Every line of the data below must be output exactly, with images left out.

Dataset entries

↓↓↓

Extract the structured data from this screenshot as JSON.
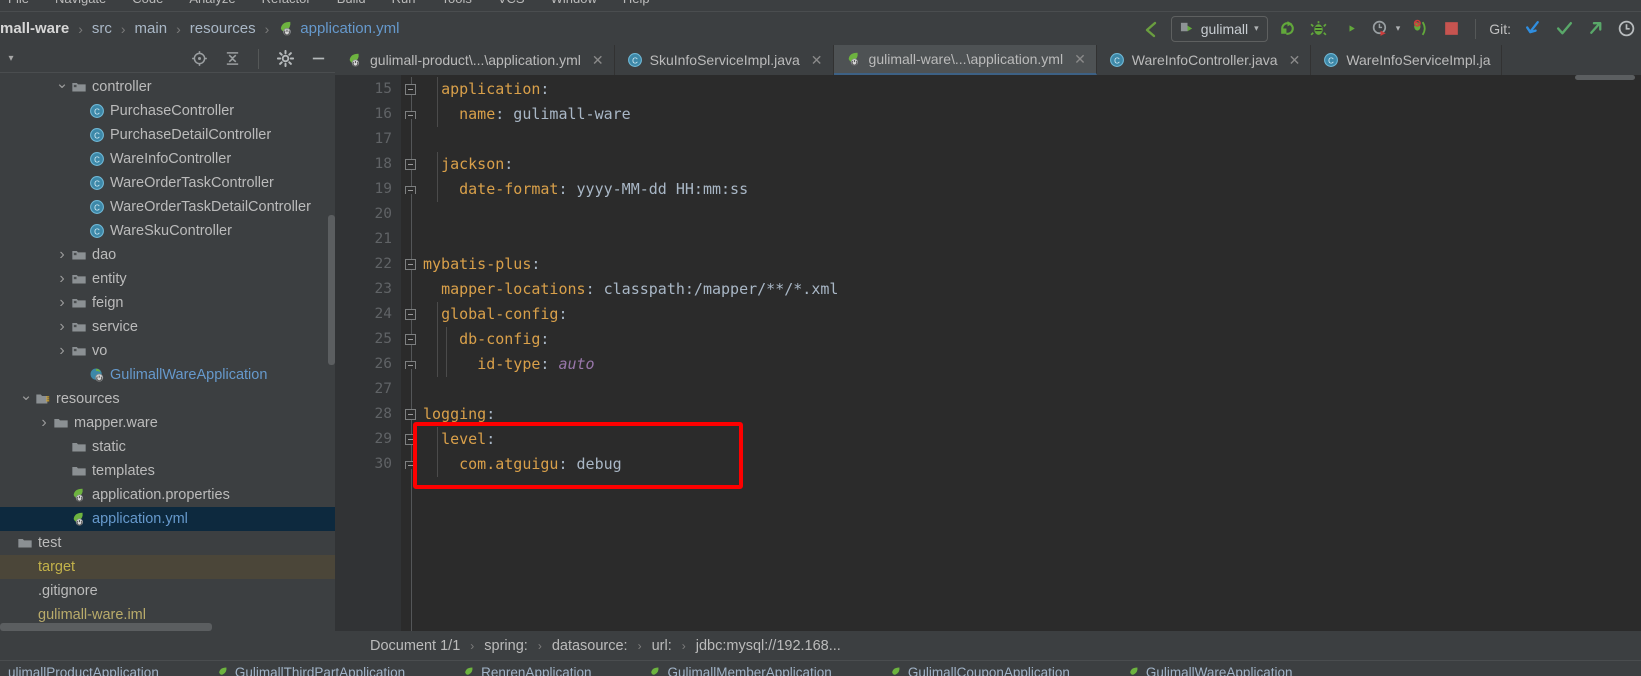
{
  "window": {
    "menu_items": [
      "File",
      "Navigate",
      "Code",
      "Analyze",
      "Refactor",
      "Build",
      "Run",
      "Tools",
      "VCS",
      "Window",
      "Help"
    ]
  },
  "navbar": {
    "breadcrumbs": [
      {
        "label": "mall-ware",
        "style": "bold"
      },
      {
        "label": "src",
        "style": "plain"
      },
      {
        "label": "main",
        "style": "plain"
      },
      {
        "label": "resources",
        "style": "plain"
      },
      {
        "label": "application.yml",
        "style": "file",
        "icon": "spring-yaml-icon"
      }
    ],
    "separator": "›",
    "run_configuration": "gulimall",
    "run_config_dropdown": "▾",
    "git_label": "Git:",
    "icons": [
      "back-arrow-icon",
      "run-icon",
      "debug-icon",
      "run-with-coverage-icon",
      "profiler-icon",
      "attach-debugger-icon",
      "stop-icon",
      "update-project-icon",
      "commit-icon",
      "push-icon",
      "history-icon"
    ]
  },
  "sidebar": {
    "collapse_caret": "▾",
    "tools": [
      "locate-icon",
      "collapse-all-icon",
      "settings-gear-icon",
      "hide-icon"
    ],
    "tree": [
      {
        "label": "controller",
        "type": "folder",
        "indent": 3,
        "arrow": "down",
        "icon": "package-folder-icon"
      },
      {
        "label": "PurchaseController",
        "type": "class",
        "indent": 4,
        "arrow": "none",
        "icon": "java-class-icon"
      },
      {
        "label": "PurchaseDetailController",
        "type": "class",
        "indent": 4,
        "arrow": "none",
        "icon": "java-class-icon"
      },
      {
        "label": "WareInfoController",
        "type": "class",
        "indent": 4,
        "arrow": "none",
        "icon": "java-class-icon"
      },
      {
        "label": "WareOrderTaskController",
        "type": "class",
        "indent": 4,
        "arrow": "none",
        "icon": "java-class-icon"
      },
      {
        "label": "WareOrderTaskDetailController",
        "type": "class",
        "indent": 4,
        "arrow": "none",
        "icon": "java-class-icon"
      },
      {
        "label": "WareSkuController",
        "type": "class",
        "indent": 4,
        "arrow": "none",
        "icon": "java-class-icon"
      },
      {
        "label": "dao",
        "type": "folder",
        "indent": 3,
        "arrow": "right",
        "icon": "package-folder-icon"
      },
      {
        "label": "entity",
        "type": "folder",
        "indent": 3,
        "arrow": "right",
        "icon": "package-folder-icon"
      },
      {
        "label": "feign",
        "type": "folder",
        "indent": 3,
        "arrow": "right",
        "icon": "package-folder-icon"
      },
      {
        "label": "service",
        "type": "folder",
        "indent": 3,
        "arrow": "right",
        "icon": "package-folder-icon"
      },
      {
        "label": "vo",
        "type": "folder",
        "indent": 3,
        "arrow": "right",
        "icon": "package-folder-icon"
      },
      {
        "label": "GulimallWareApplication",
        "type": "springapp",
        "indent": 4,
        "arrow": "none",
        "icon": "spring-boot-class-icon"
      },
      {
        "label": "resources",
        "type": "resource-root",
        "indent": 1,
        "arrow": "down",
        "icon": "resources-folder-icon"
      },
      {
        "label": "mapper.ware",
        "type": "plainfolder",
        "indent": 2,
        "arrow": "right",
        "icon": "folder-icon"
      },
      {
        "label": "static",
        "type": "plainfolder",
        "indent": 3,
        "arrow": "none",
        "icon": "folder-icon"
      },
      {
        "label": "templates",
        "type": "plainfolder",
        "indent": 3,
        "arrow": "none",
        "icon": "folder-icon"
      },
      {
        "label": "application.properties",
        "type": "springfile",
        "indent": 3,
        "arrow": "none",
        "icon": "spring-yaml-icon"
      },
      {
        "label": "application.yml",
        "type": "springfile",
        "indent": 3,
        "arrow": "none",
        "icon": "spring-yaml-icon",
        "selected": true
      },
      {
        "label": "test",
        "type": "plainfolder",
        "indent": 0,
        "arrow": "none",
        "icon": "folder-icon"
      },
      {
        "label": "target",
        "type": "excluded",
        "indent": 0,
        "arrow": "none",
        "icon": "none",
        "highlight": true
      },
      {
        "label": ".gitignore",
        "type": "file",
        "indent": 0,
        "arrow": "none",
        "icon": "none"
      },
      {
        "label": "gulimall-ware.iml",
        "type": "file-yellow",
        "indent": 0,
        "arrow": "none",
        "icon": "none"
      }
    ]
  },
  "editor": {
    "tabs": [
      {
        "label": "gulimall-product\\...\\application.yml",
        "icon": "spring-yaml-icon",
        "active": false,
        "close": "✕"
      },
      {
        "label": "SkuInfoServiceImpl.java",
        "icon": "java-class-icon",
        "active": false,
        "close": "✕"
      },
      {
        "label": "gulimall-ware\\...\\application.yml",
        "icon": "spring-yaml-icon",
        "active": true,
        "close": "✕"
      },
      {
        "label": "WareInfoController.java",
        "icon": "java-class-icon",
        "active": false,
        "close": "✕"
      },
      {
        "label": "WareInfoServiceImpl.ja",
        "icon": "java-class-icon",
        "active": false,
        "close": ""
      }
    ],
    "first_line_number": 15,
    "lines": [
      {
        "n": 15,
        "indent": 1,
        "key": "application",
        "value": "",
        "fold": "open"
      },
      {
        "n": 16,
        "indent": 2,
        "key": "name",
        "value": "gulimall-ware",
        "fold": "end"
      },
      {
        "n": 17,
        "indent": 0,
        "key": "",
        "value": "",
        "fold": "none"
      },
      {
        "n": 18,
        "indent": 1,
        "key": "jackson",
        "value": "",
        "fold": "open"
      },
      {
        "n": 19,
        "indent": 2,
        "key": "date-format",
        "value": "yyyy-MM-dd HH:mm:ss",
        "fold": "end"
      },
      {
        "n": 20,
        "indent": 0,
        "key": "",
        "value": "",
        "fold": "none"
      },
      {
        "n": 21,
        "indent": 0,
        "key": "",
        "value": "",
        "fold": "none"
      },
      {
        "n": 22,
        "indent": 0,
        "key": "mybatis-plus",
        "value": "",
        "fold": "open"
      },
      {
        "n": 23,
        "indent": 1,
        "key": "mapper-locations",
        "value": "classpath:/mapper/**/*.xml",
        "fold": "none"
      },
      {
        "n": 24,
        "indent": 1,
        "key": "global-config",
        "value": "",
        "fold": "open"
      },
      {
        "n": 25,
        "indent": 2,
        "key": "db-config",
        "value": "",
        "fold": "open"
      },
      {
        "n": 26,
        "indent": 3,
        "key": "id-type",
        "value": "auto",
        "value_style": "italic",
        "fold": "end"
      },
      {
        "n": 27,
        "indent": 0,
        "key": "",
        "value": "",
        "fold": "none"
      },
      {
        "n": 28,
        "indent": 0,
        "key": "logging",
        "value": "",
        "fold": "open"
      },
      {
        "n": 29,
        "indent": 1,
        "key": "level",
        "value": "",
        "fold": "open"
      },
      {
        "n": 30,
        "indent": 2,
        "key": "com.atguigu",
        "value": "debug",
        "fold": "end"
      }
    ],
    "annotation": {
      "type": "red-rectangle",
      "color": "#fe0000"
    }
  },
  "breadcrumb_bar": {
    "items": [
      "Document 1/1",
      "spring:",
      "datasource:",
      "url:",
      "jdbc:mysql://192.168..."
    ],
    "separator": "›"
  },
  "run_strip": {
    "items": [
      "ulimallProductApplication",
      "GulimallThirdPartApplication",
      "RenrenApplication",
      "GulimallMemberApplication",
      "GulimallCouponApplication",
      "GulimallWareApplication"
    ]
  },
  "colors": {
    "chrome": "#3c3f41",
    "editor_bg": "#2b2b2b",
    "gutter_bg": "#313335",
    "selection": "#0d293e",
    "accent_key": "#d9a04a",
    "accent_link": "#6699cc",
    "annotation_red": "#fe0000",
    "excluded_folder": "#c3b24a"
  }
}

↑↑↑

* RESPONSE TO THE TASK
Extract the structured data from this screenshot as JSON.
{
  "window": {
    "menu_items": [
      "File",
      "Navigate",
      "Code",
      "Analyze",
      "Refactor",
      "Build",
      "Run",
      "Tools",
      "VCS",
      "Window",
      "Help"
    ]
  },
  "navbar": {
    "breadcrumbs": [
      {
        "label": "mall-ware",
        "style": "bold"
      },
      {
        "label": "src",
        "style": "plain"
      },
      {
        "label": "main",
        "style": "plain"
      },
      {
        "label": "resources",
        "style": "plain"
      },
      {
        "label": "application.yml",
        "style": "file",
        "icon": "spring-yaml-icon"
      }
    ],
    "separator": "›",
    "run_configuration": "gulimall",
    "run_config_dropdown": "▾",
    "git_label": "Git:",
    "icons": [
      "back-arrow-icon",
      "run-icon",
      "debug-icon",
      "run-with-coverage-icon",
      "profiler-icon",
      "attach-debugger-icon",
      "stop-icon",
      "update-project-icon",
      "commit-icon",
      "push-icon",
      "history-icon"
    ]
  },
  "sidebar": {
    "collapse_caret": "▾",
    "tools": [
      "locate-icon",
      "collapse-all-icon",
      "settings-gear-icon",
      "hide-icon"
    ],
    "tree": [
      {
        "label": "controller",
        "type": "folder",
        "indent": 3,
        "arrow": "down",
        "icon": "package-folder-icon"
      },
      {
        "label": "PurchaseController",
        "type": "class",
        "indent": 4,
        "arrow": "none",
        "icon": "java-class-icon"
      },
      {
        "label": "PurchaseDetailController",
        "type": "class",
        "indent": 4,
        "arrow": "none",
        "icon": "java-class-icon"
      },
      {
        "label": "WareInfoController",
        "type": "class",
        "indent": 4,
        "arrow": "none",
        "icon": "java-class-icon"
      },
      {
        "label": "WareOrderTaskController",
        "type": "class",
        "indent": 4,
        "arrow": "none",
        "icon": "java-class-icon"
      },
      {
        "label": "WareOrderTaskDetailController",
        "type": "class",
        "indent": 4,
        "arrow": "none",
        "icon": "java-class-icon"
      },
      {
        "label": "WareSkuController",
        "type": "class",
        "indent": 4,
        "arrow": "none",
        "icon": "java-class-icon"
      },
      {
        "label": "dao",
        "type": "folder",
        "indent": 3,
        "arrow": "right",
        "icon": "package-folder-icon"
      },
      {
        "label": "entity",
        "type": "folder",
        "indent": 3,
        "arrow": "right",
        "icon": "package-folder-icon"
      },
      {
        "label": "feign",
        "type": "folder",
        "indent": 3,
        "arrow": "right",
        "icon": "package-folder-icon"
      },
      {
        "label": "service",
        "type": "folder",
        "indent": 3,
        "arrow": "right",
        "icon": "package-folder-icon"
      },
      {
        "label": "vo",
        "type": "folder",
        "indent": 3,
        "arrow": "right",
        "icon": "package-folder-icon"
      },
      {
        "label": "GulimallWareApplication",
        "type": "springapp",
        "indent": 4,
        "arrow": "none",
        "icon": "spring-boot-class-icon"
      },
      {
        "label": "resources",
        "type": "resource-root",
        "indent": 1,
        "arrow": "down",
        "icon": "resources-folder-icon"
      },
      {
        "label": "mapper.ware",
        "type": "plainfolder",
        "indent": 2,
        "arrow": "right",
        "icon": "folder-icon"
      },
      {
        "label": "static",
        "type": "plainfolder",
        "indent": 3,
        "arrow": "none",
        "icon": "folder-icon"
      },
      {
        "label": "templates",
        "type": "plainfolder",
        "indent": 3,
        "arrow": "none",
        "icon": "folder-icon"
      },
      {
        "label": "application.properties",
        "type": "springfile",
        "indent": 3,
        "arrow": "none",
        "icon": "spring-yaml-icon"
      },
      {
        "label": "application.yml",
        "type": "springfile",
        "indent": 3,
        "arrow": "none",
        "icon": "spring-yaml-icon",
        "selected": true
      },
      {
        "label": "test",
        "type": "plainfolder",
        "indent": 0,
        "arrow": "none",
        "icon": "folder-icon"
      },
      {
        "label": "target",
        "type": "excluded",
        "indent": 0,
        "arrow": "none",
        "icon": "none",
        "highlight": true
      },
      {
        "label": ".gitignore",
        "type": "file",
        "indent": 0,
        "arrow": "none",
        "icon": "none"
      },
      {
        "label": "gulimall-ware.iml",
        "type": "file-yellow",
        "indent": 0,
        "arrow": "none",
        "icon": "none"
      }
    ]
  },
  "editor": {
    "tabs": [
      {
        "label": "gulimall-product\\...\\application.yml",
        "icon": "spring-yaml-icon",
        "active": false,
        "close": "✕"
      },
      {
        "label": "SkuInfoServiceImpl.java",
        "icon": "java-class-icon",
        "active": false,
        "close": "✕"
      },
      {
        "label": "gulimall-ware\\...\\application.yml",
        "icon": "spring-yaml-icon",
        "active": true,
        "close": "✕"
      },
      {
        "label": "WareInfoController.java",
        "icon": "java-class-icon",
        "active": false,
        "close": "✕"
      },
      {
        "label": "WareInfoServiceImpl.ja",
        "icon": "java-class-icon",
        "active": false,
        "close": ""
      }
    ],
    "first_line_number": 15,
    "lines": [
      {
        "n": 15,
        "indent": 1,
        "key": "application",
        "value": "",
        "fold": "open"
      },
      {
        "n": 16,
        "indent": 2,
        "key": "name",
        "value": "gulimall-ware",
        "fold": "end"
      },
      {
        "n": 17,
        "indent": 0,
        "key": "",
        "value": "",
        "fold": "none"
      },
      {
        "n": 18,
        "indent": 1,
        "key": "jackson",
        "value": "",
        "fold": "open"
      },
      {
        "n": 19,
        "indent": 2,
        "key": "date-format",
        "value": "yyyy-MM-dd HH:mm:ss",
        "fold": "end"
      },
      {
        "n": 20,
        "indent": 0,
        "key": "",
        "value": "",
        "fold": "none"
      },
      {
        "n": 21,
        "indent": 0,
        "key": "",
        "value": "",
        "fold": "none"
      },
      {
        "n": 22,
        "indent": 0,
        "key": "mybatis-plus",
        "value": "",
        "fold": "open"
      },
      {
        "n": 23,
        "indent": 1,
        "key": "mapper-locations",
        "value": "classpath:/mapper/**/*.xml",
        "fold": "none"
      },
      {
        "n": 24,
        "indent": 1,
        "key": "global-config",
        "value": "",
        "fold": "open"
      },
      {
        "n": 25,
        "indent": 2,
        "key": "db-config",
        "value": "",
        "fold": "open"
      },
      {
        "n": 26,
        "indent": 3,
        "key": "id-type",
        "value": "auto",
        "value_style": "italic",
        "fold": "end"
      },
      {
        "n": 27,
        "indent": 0,
        "key": "",
        "value": "",
        "fold": "none"
      },
      {
        "n": 28,
        "indent": 0,
        "key": "logging",
        "value": "",
        "fold": "open"
      },
      {
        "n": 29,
        "indent": 1,
        "key": "level",
        "value": "",
        "fold": "open"
      },
      {
        "n": 30,
        "indent": 2,
        "key": "com.atguigu",
        "value": "debug",
        "fold": "end"
      }
    ],
    "annotation": {
      "type": "red-rectangle",
      "color": "#fe0000"
    }
  },
  "breadcrumb_bar": {
    "items": [
      "Document 1/1",
      "spring:",
      "datasource:",
      "url:",
      "jdbc:mysql://192.168..."
    ],
    "separator": "›"
  },
  "run_strip": {
    "items": [
      "ulimallProductApplication",
      "GulimallThirdPartApplication",
      "RenrenApplication",
      "GulimallMemberApplication",
      "GulimallCouponApplication",
      "GulimallWareApplication"
    ]
  },
  "colors": {
    "chrome": "#3c3f41",
    "editor_bg": "#2b2b2b",
    "gutter_bg": "#313335",
    "selection": "#0d293e",
    "accent_key": "#d9a04a",
    "accent_link": "#6699cc",
    "annotation_red": "#fe0000",
    "excluded_folder": "#c3b24a"
  }
}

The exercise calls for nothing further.